Krdc is one of a pair of KDE programs - Krfb is the other. Krdc lets you log onto another computer remotely; either over a LAN or over the internet. Krfb lets you share your desktop through the local network with another user, probably somebody like the tech downstairs who you want to help you. Sharing your desktop can let her help you figure out something you are having trouble with. You can call the tech on the phone and be talking with her while she assists you. The tech can even "drive" your computer if you decide to let that happen.

Krdc is a client program. It must be matched by a server or "host" program (e.g., Krfb) that is running on another computer. In this explanation, we will use the terms "guest" and "host":

  • guest for the machine and user that is remote who you want to invite
  • host for the machine and you as the one who is sharing your desktop

You can refer to the Krfb page to learn more about the Krfb/Krdc process.

This explanation is, therefore, from the perspective of the technician who is going to work remotely as the "guest".

Steps to Connect

Connecting to remote computer

The native protocol of the Krbf/Krdc connection is VNC.

You will note that you, as a guest technician, can provide assistance to many different operating systems because the VNC protocol is widely used for desktop sharing. You are not limited to working with remote host KDE desktops; you can login to Windows and other systems as well.

  • Start Krdc (Kickoff button -> Applications -> Internet -> Krdc)
  • Type in the name or ip address of the host computer (this is a VNC protocol) (You'll need to obtain the ip address of the host from the host.

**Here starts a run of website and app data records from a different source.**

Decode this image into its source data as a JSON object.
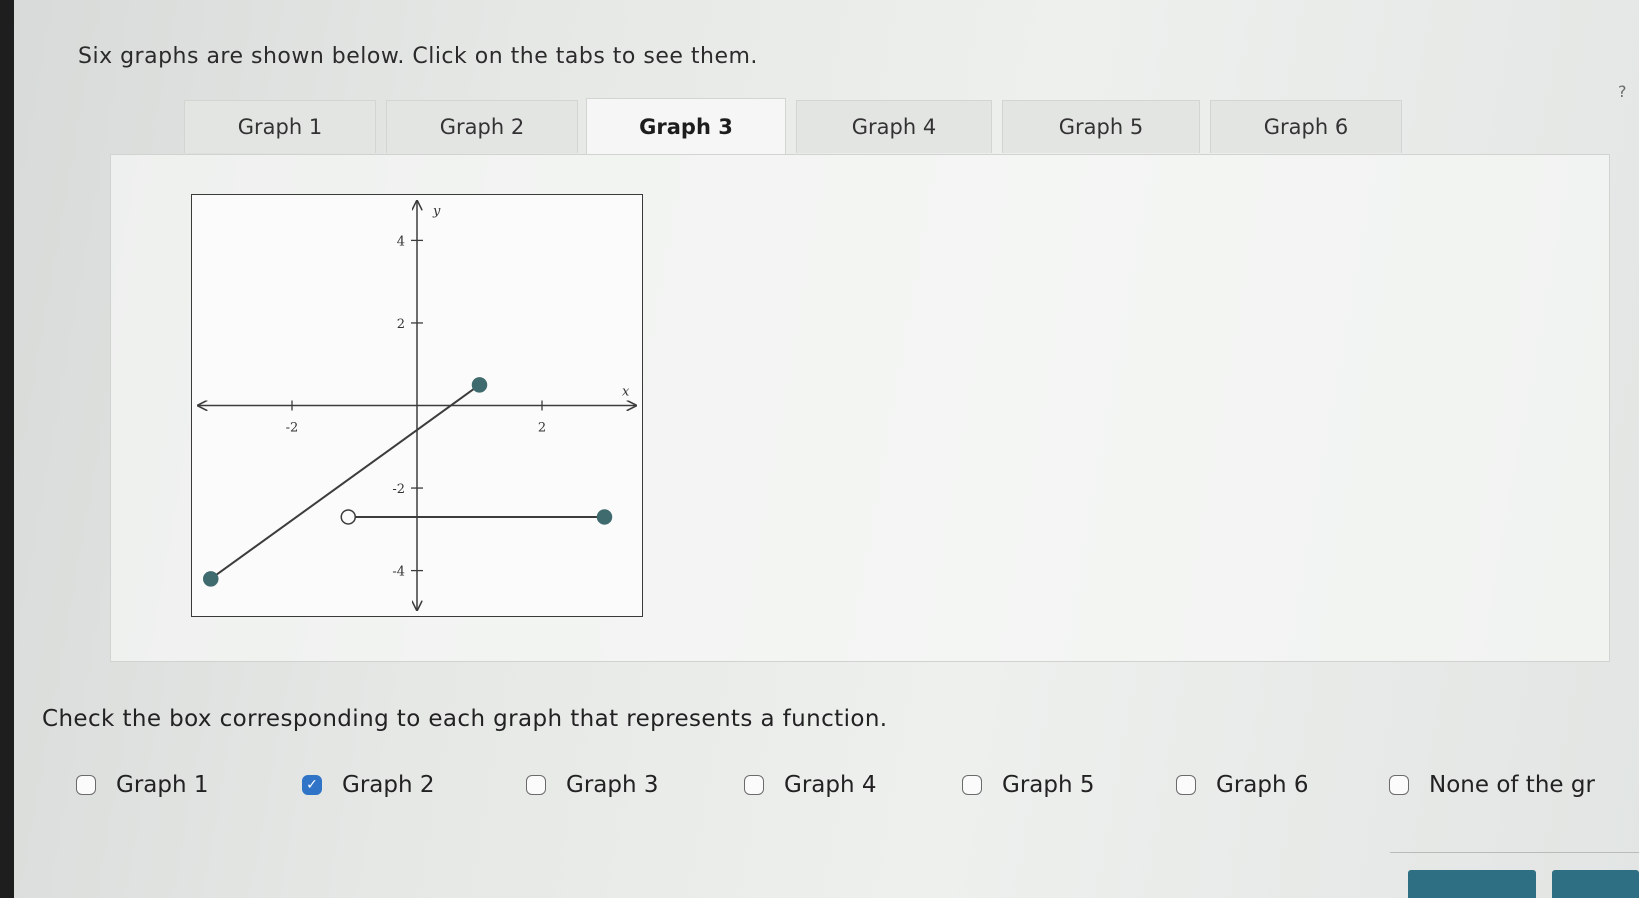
{
  "prompt": "Six graphs are shown below. Click on the tabs to see them.",
  "tabs": [
    {
      "label": "Graph 1",
      "active": false
    },
    {
      "label": "Graph 2",
      "active": false
    },
    {
      "label": "Graph 3",
      "active": true
    },
    {
      "label": "Graph 4",
      "active": false
    },
    {
      "label": "Graph 5",
      "active": false
    },
    {
      "label": "Graph 6",
      "active": false
    }
  ],
  "help_icon": "?",
  "graph": {
    "x_label": "x",
    "y_label": "y",
    "x_ticks": [
      "-2",
      "2"
    ],
    "y_ticks": [
      "4",
      "2",
      "-2",
      "-4"
    ]
  },
  "chart_data": {
    "type": "line",
    "xlim": [
      -3.6,
      3.6
    ],
    "ylim": [
      -5.1,
      5.1
    ],
    "grid": false,
    "segments": [
      {
        "from": [
          -3.3,
          -4.2
        ],
        "to": [
          1.0,
          0.5
        ],
        "from_filled": true,
        "to_filled": true
      },
      {
        "from": [
          -1.1,
          -2.7
        ],
        "to": [
          3.0,
          -2.7
        ],
        "from_filled": false,
        "to_filled": true
      }
    ]
  },
  "question": "Check the box corresponding to each graph that represents a function.",
  "options": [
    {
      "label": "Graph 1",
      "checked": false
    },
    {
      "label": "Graph 2",
      "checked": true
    },
    {
      "label": "Graph 3",
      "checked": false
    },
    {
      "label": "Graph 4",
      "checked": false
    },
    {
      "label": "Graph 5",
      "checked": false
    },
    {
      "label": "Graph 6",
      "checked": false
    },
    {
      "label": "None of the gr",
      "checked": false
    }
  ],
  "colors": {
    "point": "#3f6a6e",
    "line": "#3c3c3c",
    "check": "#2f74c7",
    "button": "#2e6f83"
  }
}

Here are some examples:)
    • Krfb(KDE3)--192.168.1.102:0 (identify the screen number after the colon)
    • Krbf(KDE4)--192.168.1.102:5900 (identify the port after the colon)
    • Gnome (TigerVNC)--192.168.1.102 (the port number is assumed)
  • Type in your user name and then the login password that the host requires. This will be saved in Kwallet by default which means you don't need to login every time you connect. If you are a technician servicing a host computer, you may need a new password every time you login.
  • When your mouse is within the window limits of the host's desktop, you can control the host computer.

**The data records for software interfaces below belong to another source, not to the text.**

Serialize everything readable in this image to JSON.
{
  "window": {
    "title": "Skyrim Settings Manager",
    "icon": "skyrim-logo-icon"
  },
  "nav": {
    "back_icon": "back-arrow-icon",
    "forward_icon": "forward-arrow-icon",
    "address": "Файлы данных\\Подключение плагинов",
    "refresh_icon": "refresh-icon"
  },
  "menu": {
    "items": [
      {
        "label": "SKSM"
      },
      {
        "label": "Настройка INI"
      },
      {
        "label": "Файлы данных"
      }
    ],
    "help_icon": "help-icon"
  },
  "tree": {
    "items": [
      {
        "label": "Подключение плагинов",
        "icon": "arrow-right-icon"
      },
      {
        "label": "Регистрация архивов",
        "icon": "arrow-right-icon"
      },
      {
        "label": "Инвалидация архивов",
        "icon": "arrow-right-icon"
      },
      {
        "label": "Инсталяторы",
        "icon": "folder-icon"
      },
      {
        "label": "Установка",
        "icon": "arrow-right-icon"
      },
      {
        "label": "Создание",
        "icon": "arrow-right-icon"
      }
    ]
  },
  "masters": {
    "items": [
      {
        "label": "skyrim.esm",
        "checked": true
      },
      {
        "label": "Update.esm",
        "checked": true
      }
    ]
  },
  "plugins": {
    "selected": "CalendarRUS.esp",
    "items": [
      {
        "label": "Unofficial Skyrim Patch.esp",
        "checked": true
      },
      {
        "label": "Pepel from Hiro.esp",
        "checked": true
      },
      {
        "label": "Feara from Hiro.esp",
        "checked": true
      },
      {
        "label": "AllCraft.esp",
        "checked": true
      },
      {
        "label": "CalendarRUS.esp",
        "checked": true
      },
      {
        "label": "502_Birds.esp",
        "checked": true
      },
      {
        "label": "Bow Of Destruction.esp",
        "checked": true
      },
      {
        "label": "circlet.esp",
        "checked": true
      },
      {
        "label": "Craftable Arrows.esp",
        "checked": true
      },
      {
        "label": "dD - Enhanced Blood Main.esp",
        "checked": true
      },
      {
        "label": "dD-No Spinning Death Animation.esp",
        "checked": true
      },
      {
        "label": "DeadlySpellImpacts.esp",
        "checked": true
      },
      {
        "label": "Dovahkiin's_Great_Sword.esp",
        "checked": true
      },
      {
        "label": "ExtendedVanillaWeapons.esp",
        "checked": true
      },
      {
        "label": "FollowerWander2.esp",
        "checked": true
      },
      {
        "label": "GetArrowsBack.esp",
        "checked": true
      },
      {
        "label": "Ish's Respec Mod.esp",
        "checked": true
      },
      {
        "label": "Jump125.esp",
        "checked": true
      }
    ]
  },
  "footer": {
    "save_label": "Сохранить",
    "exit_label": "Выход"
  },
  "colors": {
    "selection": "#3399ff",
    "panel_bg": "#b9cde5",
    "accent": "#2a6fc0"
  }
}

If you do not successfully connect to the host computer it may mean a mistake in typing the ip address. If the host's firewall is configured to block the needed port, then your connection will also be blocked. The port for the VNC protocol must be opened on the host computer. It may work out for the best if the technician does the initial setup of both computers, after which the host user just needs to click the appropriate sharing option when making the help call.

You can bookmark a connection on the Krdc "guest" to save time with repeat tech help calls. You'll need to enter the new password for each desktop sharing session. But for connections on your LAN or to a remote computer say at a university, your account and password probably won't be changing and you can leave it saved in Kwallet.


This page was last modified on 4 November 2017, at 16:53. Content is available under Creative Commons License SA 4.0 unless otherwise noted.